    There are enzyme supplements currently available, such as AN-PEP, Latiglutetenase, GluteGuard, and KumaMax, which may help to mitigate accidental gluten ingestion by celiacs. KumaMax, has been shown to survive the stomach, and to break down gluten in the small intestine. Latiglutenase, formerly known as ALV003, is an enzyme therapy designed to be taken with meals. GluteGuard has been shown to significantly protect celiac patients from the serious symptoms they would normally experience after gluten ingestion. There are other enzymes, including those based on papaya enzymes.

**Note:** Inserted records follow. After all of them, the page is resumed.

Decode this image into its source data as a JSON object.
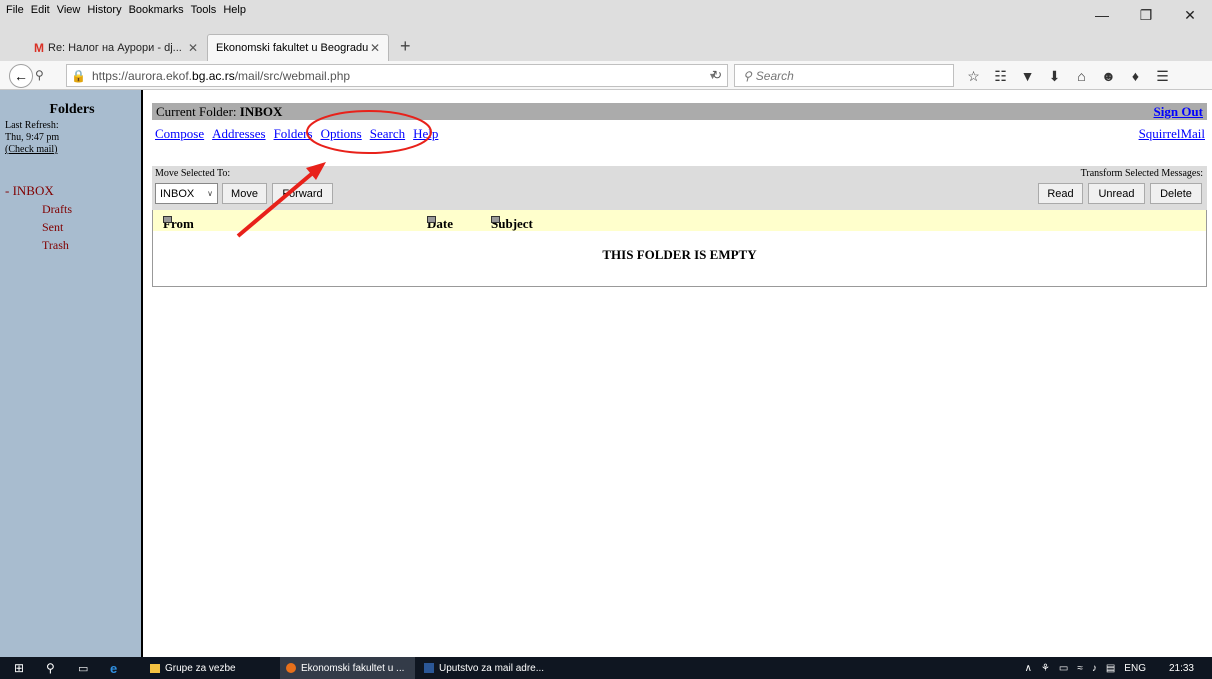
{
  "browser": {
    "menu": [
      "File",
      "Edit",
      "View",
      "History",
      "Bookmarks",
      "Tools",
      "Help"
    ],
    "tabs": [
      {
        "label": "Re: Налог на Аурори - dj..."
      },
      {
        "label": "Ekonomski fakultet u Beogradu"
      }
    ],
    "url_prefix": "https://aurora.ekof.",
    "url_domain": "bg.ac.rs",
    "url_path": "/mail/src/webmail.php",
    "search_placeholder": "Search"
  },
  "sidebar": {
    "title": "Folders",
    "last_refresh_label": "Last Refresh:",
    "last_refresh_time": "Thu, 9:47 pm",
    "check_mail": "(Check mail)",
    "inbox": "- INBOX",
    "folders": [
      "Drafts",
      "Sent",
      "Trash"
    ]
  },
  "main": {
    "current_folder_label": "Current Folder:",
    "current_folder": "INBOX",
    "sign_out": "Sign Out",
    "links": [
      "Compose",
      "Addresses",
      "Folders",
      "Options",
      "Search",
      "Help"
    ],
    "squirrelmail": "SquirrelMail",
    "move_selected_label": "Move Selected To:",
    "transform_label": "Transform Selected Messages:",
    "folder_select": "INBOX",
    "move_button": "Move",
    "forward_button": "Forward",
    "read_button": "Read",
    "unread_button": "Unread",
    "delete_button": "Delete",
    "col_from": "From",
    "col_date": "Date",
    "col_subject": "Subject",
    "empty_message": "THIS FOLDER IS EMPTY"
  },
  "annotation": {
    "color": "#e8211a"
  },
  "taskbar": {
    "apps": [
      "Grupe za vezbe",
      "Ekonomski fakultet u ...",
      "Uputstvo za mail adre..."
    ],
    "lang": "ENG",
    "time": "21:33"
  }
}
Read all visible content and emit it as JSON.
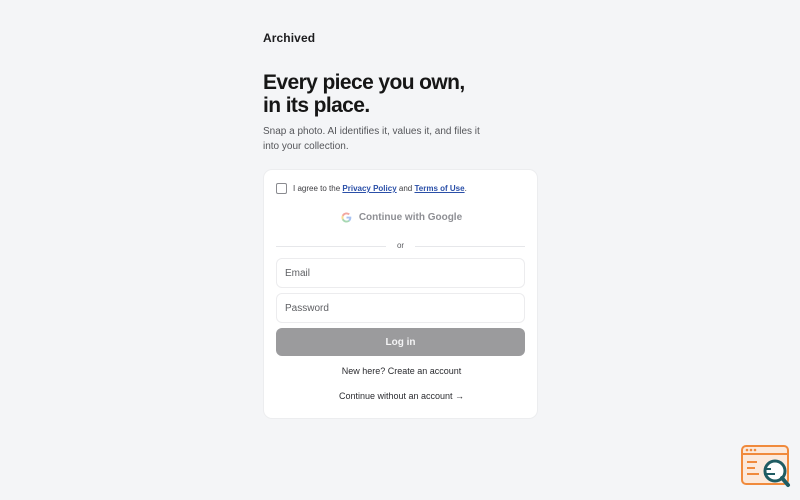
{
  "brand": "Archived",
  "hero": {
    "line1": "Every piece you own,",
    "line2": "in its place.",
    "subtitle": "Snap a photo. AI identifies it, values it, and files it into your collection."
  },
  "auth": {
    "agree_prefix": "I agree to the",
    "privacy_link": "Privacy Policy",
    "agree_and": "and",
    "terms_link": "Terms of Use",
    "agree_suffix": ".",
    "google_button": "Continue with Google",
    "divider": "or",
    "email_placeholder": "Email",
    "password_placeholder": "Password",
    "login_button": "Log in",
    "create_account": "New here? Create an account",
    "continue_guest": "Continue without an account →"
  },
  "colors": {
    "background": "#f4f5f7",
    "link": "#2a4fa8",
    "disabled_button": "#9b9b9d",
    "widget_accent": "#f08a3c"
  },
  "icons": {
    "google": "google-g-icon",
    "widget": "feedback-search-icon"
  }
}
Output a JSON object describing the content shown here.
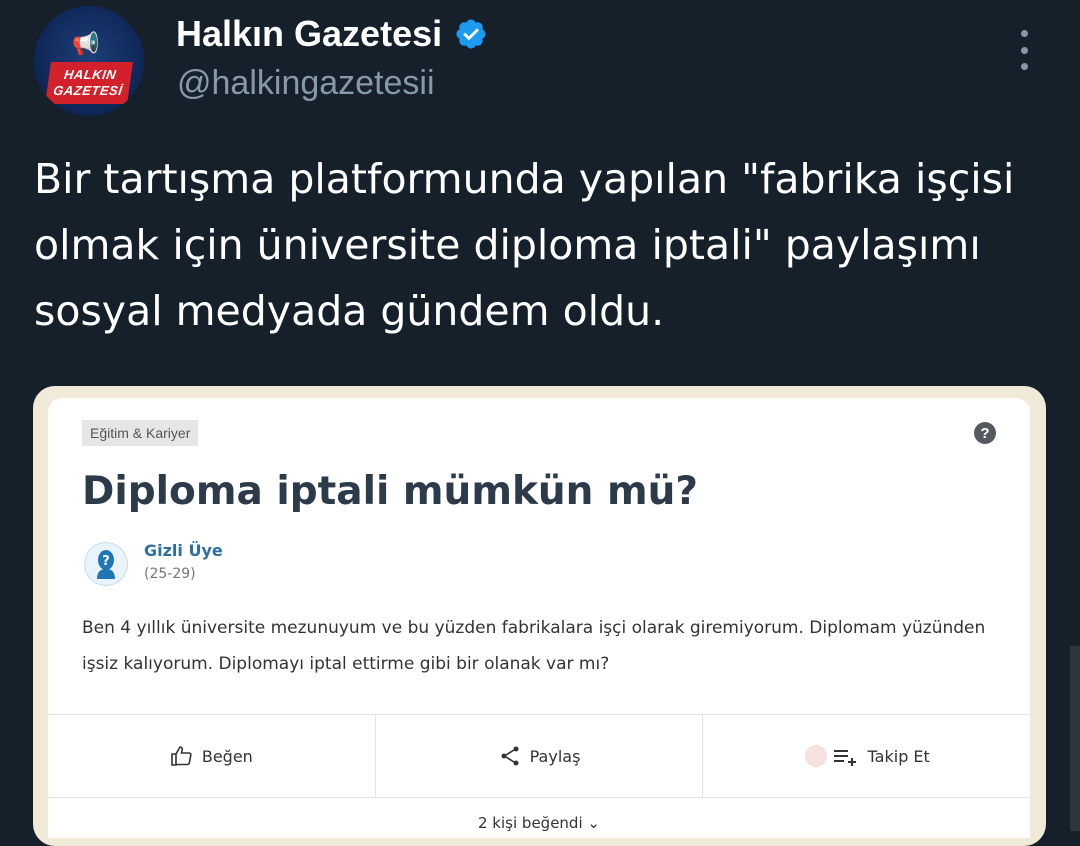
{
  "account": {
    "display_name": "Halkın Gazetesi",
    "handle": "@halkingazetesii",
    "logo_text": [
      "HALKIN",
      "GAZETESİ"
    ],
    "verified": true
  },
  "tweet": {
    "text": "Bir tartışma platformunda yapılan \"fabrika işçisi olmak için üniversite diploma iptali\" paylaşımı sosyal medyada gündem oldu."
  },
  "card": {
    "category": "Eğitim & Kariyer",
    "question_title": "Diploma iptali mümkün mü?",
    "user_name": "Gizli Üye",
    "user_age": "(25-29)",
    "body": "Ben 4 yıllık üniversite mezunuyum ve bu yüzden fabrikalara işçi olarak giremiyorum. Diplomam yüzünden işsiz kalıyorum. Diplomayı iptal ettirme gibi bir olanak var mı?",
    "actions": {
      "like": "Beğen",
      "share": "Paylaş",
      "follow": "Takip Et"
    },
    "likes_text": "2 kişi beğendi"
  },
  "colors": {
    "background": "#15202b",
    "verified": "#1d9bf0",
    "logo_red": "#d3212b",
    "card_frame": "#f2ead9",
    "user_link": "#2e6fa3"
  },
  "icons": {
    "verified": "verified-badge-icon",
    "more": "more-vertical-icon",
    "help": "question-circle-icon",
    "like": "thumbs-up-icon",
    "share": "share-icon",
    "follow": "follow-list-icon"
  }
}
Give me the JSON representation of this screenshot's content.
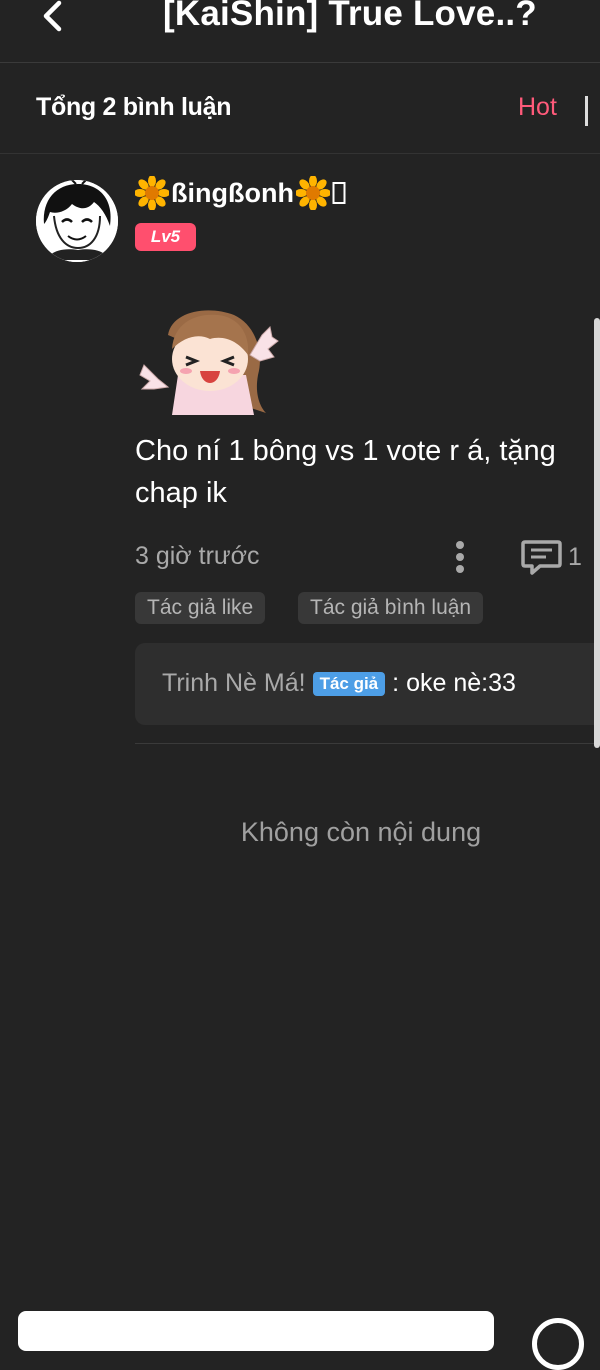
{
  "header": {
    "title": "[KaiShin] True Love..?",
    "back_icon": "chevron-left-icon"
  },
  "comments_bar": {
    "total_label": "Tổng 2 bình luận",
    "sort_label": "Hot",
    "sort_color": "#ff5a7a"
  },
  "comment": {
    "username": "ßingßonh",
    "username_icons": [
      "sunflower-icon",
      "sunflower-icon",
      "unknown-glyph"
    ],
    "level": "Lv5",
    "level_color": "#ff4f6e",
    "sticker": "anime-girl-cheering-sticker",
    "text_line1": "Cho ní 1 bông vs 1 vote r á, tặng",
    "text_line2": "chap ik",
    "time": "3 giờ trước",
    "reply_count": "1",
    "tags": [
      "Tác giả like",
      "Tác giả bình luận"
    ],
    "reply": {
      "author": "Trinh Nè Má!",
      "badge": "Tác giả",
      "badge_color": "#4d9ee6",
      "separator": " : ",
      "content": "oke nè:33"
    }
  },
  "end_message": "Không còn nội dung",
  "bottom_bar": {
    "input_placeholder": "",
    "emoji_icon": "emoji-icon"
  }
}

    Additionally, there are many celiac disease drugs, enzymes, and therapies in various stages of development by pharmaceutical companies, including at least one vaccine that has received financial backing. At some point in the not too distant future there will likely be new treatments available for those who seek an alternative to a lifelong gluten-free diet. 

    For now though, there are no products on the market that can take the place of a gluten-free diet. Any enzyme or other treatment for celiac disease is intended to be used in conjunction with a gluten-free diet, not as a replacement.

    ASSOCIATED DISEASES
    The most common disorders associated with celiac disease are thyroid disease and Type 1 Diabetes, however, celiac disease is associated with many other conditions, including but not limited to the following autoimmune conditions:
    Type 1 Diabetes Mellitus: 2.4-16.4% Multiple Sclerosis (MS): 11% Hashimoto’s thyroiditis: 4-6% Autoimmune hepatitis: 6-15% Addison disease: 6% Arthritis: 1.5-7.5% Sjögren’s syndrome: 2-15% Idiopathic dilated cardiomyopathy: 5.7% IgA Nephropathy (Berger’s Disease): 3.6% Other celiac co-morditities include:
    Crohn’s Disease; Inflammatory Bowel Disease Chronic Pancreatitis Down Syndrome Irritable Bowel Syndrome (IBS) Lupus Multiple Sclerosis Primary Biliary Cirrhosis Primary Sclerosing Cholangitis Psoriasis Rheumatoid Arthritis Scleroderma Turner Syndrome Ulcerative Colitis; Inflammatory Bowel Disease Williams Syndrome Cancers:
    Non-Hodgkin lymphoma (intestinal and extra-intestinal, T- and B-cell types) Small intestinal adenocarcinoma Esophageal carcinoma Papillary thyroid cancer Melanoma CELIAC DISEASE REFERENCES:
    Celiac Disease Center, Columbia University
    Gluten Intolerance Group
    National Institutes of Health
    U.S. National Library of Medicine
    Mayo Clinic
    University of Chicago Celiac Disease Center